Are you getting excited?  Because every time I get to this part, I get even more excited.  This is where it gets amazing.  This is where I see His grace and love.  I am smiling.  You can’t see me, but I assure you – I am beaming.

God is opening my eyes to see the gems in the hearts of His people.  These past few weeks, I have been blessed with the opportunity to pray with people, to eat meals with my friends, to share in joy and in heartache, to praise together and sit together and laugh together… God has given me people to love.  He has given me small pieces of Himself – these gems – to hold and smile at and tell stories with and love.  Me!  I get to love people!  Why would He trust me with His creations?  I barely trust people with my books, and God has given me people to love.  In all the ways.  I can’t contain my joy.  I am not a jump-from-my-seat, hands-in-the-air girl.  When I am floored by the Lord, I stand and smile.  I sit and stare.  I close my eyes and wring my hands together and sputter nonsense and whisper what feels like the most inadequate thank You.

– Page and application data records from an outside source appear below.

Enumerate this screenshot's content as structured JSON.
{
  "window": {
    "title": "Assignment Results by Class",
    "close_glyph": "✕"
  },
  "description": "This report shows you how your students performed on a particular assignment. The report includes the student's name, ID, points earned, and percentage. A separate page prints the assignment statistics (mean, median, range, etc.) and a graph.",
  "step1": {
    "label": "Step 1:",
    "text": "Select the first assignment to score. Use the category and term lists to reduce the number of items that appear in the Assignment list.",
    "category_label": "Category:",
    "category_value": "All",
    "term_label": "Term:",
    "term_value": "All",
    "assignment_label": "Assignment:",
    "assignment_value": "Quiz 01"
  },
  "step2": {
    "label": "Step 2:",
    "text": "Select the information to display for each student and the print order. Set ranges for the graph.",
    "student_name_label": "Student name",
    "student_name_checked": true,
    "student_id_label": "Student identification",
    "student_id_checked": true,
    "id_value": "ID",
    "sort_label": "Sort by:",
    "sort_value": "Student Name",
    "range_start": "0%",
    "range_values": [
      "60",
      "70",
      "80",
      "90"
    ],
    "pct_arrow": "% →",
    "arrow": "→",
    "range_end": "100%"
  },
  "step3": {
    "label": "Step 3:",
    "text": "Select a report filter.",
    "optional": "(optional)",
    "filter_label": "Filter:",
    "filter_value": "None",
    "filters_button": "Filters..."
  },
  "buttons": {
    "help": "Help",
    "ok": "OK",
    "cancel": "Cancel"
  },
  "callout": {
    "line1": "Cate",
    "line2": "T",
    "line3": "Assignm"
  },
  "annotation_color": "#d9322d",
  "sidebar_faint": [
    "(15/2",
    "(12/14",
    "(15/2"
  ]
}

How do I do this?  How do I praise Him the way I must?  How is anything I give enough for everything He has done?  I have tried to explain it to people.  I have tried to tell people what is going on inside me.  All I can do is smile.  I am busy, so busy.  And overwhelmed with school, and rushing from one job to the next, and it is hot out, and I don’t have enough time.  But there is something in my heart that I do not want to disappear.  Peace.  Joy.  Love.  All those Christian buzzwords… those words mean something.  Everything – they mean everything.

He has given me people.  He has let me into lives.  He has let me jump into the adventure of another person, another gem.  You know, though, what thrills me even more?  The fact that this isn’t all He has to give me.  These blessings, which have always been here, are only pieces of whatever He has yet to give me.  In this life or in the one I will one day get to spend with Him.  We get MORE LOVE.

(This is the part where, if we were together, we would just sit and smile at one another for a really long time.  And it probably wouldn’t even get awkward.)

And so this is it – this is what has been running through my head: He is so perfect in His grace and so stunning in His love and so oh-my-goodness-this-God-is-mine-and-I-am-His-His-His.  The twelve thousand thoughts that jumble my brain every day are still there – oh, are they ever – but it is like the weather in my head is a constant sunshower, and the rain that is falling is Grace.  Love falling on the quick, racing, filled-up landscape of my mind.

I am in love with this God.